A Cure for Wellness has many layers and is definitely not for everyone. It isn’t a great movie, but it is worth seeing.
It is, at its core, a suspense/horror film very much in the vein of Frankenstein and Dracula, even a dash of Phantom of the Opera. But it isn’t a B-grade flick nor is it histrionic or intended to get you with cheap scares.
Balancing the classic influences, there are also nods to Cronenberg’s Naked Lunch and Kubrik’s Eyes Wide Shut. For the former, it is the thin veneer of reality and matter-of-fact absurdity of what is going on, as well as some of the sense of the imagery. From the latter, it is the use of a simple, repeating musical theme and, particularly near the end, a sequence that echos Eyes and a load of Argento and other films from the 70s including Rosemary’s Baby, The Wicker Man, and others.
Visually, the film is full of gorgeous cinematography by Bazelli. The composition and clarity of the shots will make you want to pause every few moments to really examine the detail and relationship of the various objects. It is painterly in its execution, but always in support of the story.
The story itself is somewhat obvious, but what is reality is somewhat not. There are clues, but it is ultimately contradictory, and the ending is nebulous at best. And yet, somehow this gorgeous, Gothic, mental trip to the Swiss Alps is mesmerizing, even with a 2.5 hour run. The whole is, somehow, more than its parts.
There are several nice, small performances, but are only three main roles that form the framework of the movie. Dean DeHaan (Valerian) as the lead isn’t any more likable than he is in other roles, but he has a bit more energy. Generally, I’m finding DeHaan to always have a cool distance; an odd disconnect between his voice and his physical movement that removes you from caring about him. It can be very effective when you aren’t intended to like him, but it makes it hard to even care about what happens to him.
On the other hand, Jason Isaacs (The OA) is wonderfully creepy. He rides the line between care and conspiring beautifully. And Mia Goth (Everest) is practically ephemeral, going through her inevitable changes in a controlled and believable progression.
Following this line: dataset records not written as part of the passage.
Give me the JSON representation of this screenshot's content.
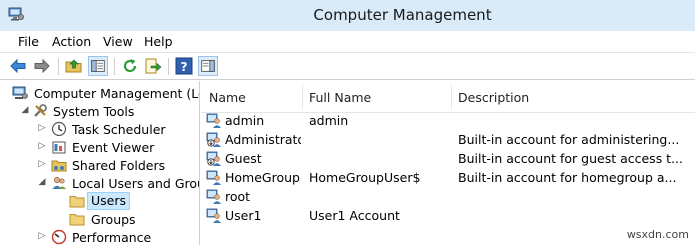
{
  "window": {
    "title": "Computer Management"
  },
  "menu": {
    "file": "File",
    "action": "Action",
    "view": "View",
    "help": "Help"
  },
  "toolbar": {
    "buttons": [
      "back-arrow-icon",
      "forward-arrow-icon",
      "up-folder-icon",
      "show-hide-tree-icon",
      "refresh-icon",
      "export-list-icon",
      "help-icon",
      "show-hide-action-pane-icon"
    ]
  },
  "tree": {
    "root": "Computer Management (Local",
    "system_tools": "System Tools",
    "task_scheduler": "Task Scheduler",
    "event_viewer": "Event Viewer",
    "shared_folders": "Shared Folders",
    "local_users_groups": "Local Users and Groups",
    "users": "Users",
    "groups": "Groups",
    "performance": "Performance"
  },
  "list": {
    "columns": {
      "name": "Name",
      "full_name": "Full Name",
      "description": "Description"
    },
    "rows": [
      {
        "name": "admin",
        "full_name": "admin",
        "description": "",
        "disabled": false
      },
      {
        "name": "Administrator",
        "full_name": "",
        "description": "Built-in account for administering...",
        "disabled": true
      },
      {
        "name": "Guest",
        "full_name": "",
        "description": "Built-in account for guest access t...",
        "disabled": true
      },
      {
        "name": "HomeGroup...",
        "full_name": "HomeGroupUser$",
        "description": "Built-in account for homegroup a...",
        "disabled": false
      },
      {
        "name": "root",
        "full_name": "",
        "description": "",
        "disabled": false
      },
      {
        "name": "User1",
        "full_name": "User1 Account",
        "description": "",
        "disabled": false
      }
    ]
  },
  "watermark": "wsxdn.com",
  "colors": {
    "titlebar": "#d9ebf9",
    "selection": "#cce8ff",
    "accent": "#3d7ab8"
  }
}
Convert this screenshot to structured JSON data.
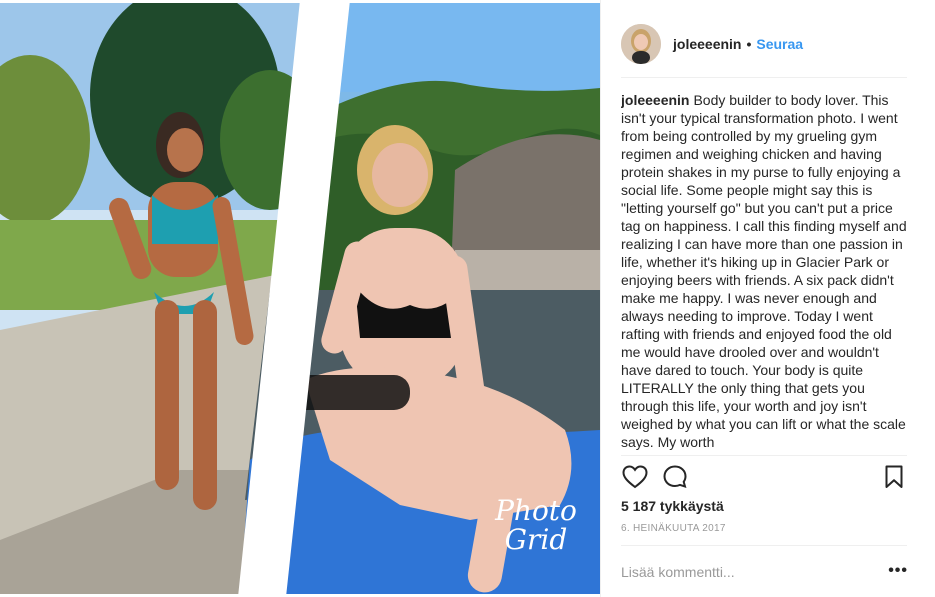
{
  "post": {
    "username": "joleeeenin",
    "dot": "•",
    "follow_label": "Seuraa",
    "caption_user": "joleeeenin",
    "caption_text": "Body builder to body lover. This isn't your typical transformation photo. I went from being controlled by my grueling gym regimen and weighing chicken and having protein shakes in my purse to fully enjoying a social life. Some people might say this is \"letting yourself go\" but you can't put a price tag on happiness. I call this finding myself and realizing I can have more than one passion in life, whether it's hiking up in Glacier Park or enjoying beers with friends. A six pack didn't make me happy. I was never enough and always needing to improve. Today I went rafting with friends and enjoyed food the old me would have drooled over and wouldn't have dared to touch. Your body is quite LITERALLY the only thing that gets you through this life, your worth and joy isn't weighed by what you can lift or what the scale says. My worth",
    "likes": "5 187 tykkäystä",
    "date": "6. HEINÄKUUTA 2017",
    "comment_placeholder": "Lisää kommentti...",
    "more_label": "•••",
    "watermark_line1": "Photo",
    "watermark_line2": "Grid"
  },
  "icons": {
    "like": "heart-icon",
    "comment": "comment-bubble-icon",
    "save": "bookmark-icon",
    "more": "ellipsis-icon"
  },
  "colors": {
    "follow": "#3897f0",
    "text": "#262626",
    "muted": "#999999",
    "divider": "#efefef"
  }
}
You can see why DeHaan is drawn to her, why anyone would be. And yet she also manages to have a layer of both innocence and poisonousness lurking beneath her surface, like a toxic flower.
As I suggested, the end feels like it could be read in many ways. It is a strong choice, but not a clear one. And I say this despite one of the characters providing an explicit meaning to the title and their philosophy…I just don’t think it covered all that was going on nor the last image. Honestly, I’m still not sure what I think the entire intent was, and that’s somewhat OK because I’ve plenty to chew on.
Director Gore Verbinski and writer Justin Haythe reteamed for this production after their somewhat confused and misfire of The Lone Ranger. Bazelli returned behind the camera again as well. Seeing their efforts in an unfettered venue, absent any expectations, gives me a much better sense of their creative scope. While the end-result is a little baffling, it is a ride I willingly took and continue to think about. Make time for this when you’re in a mood for something darkly beautiful but very different.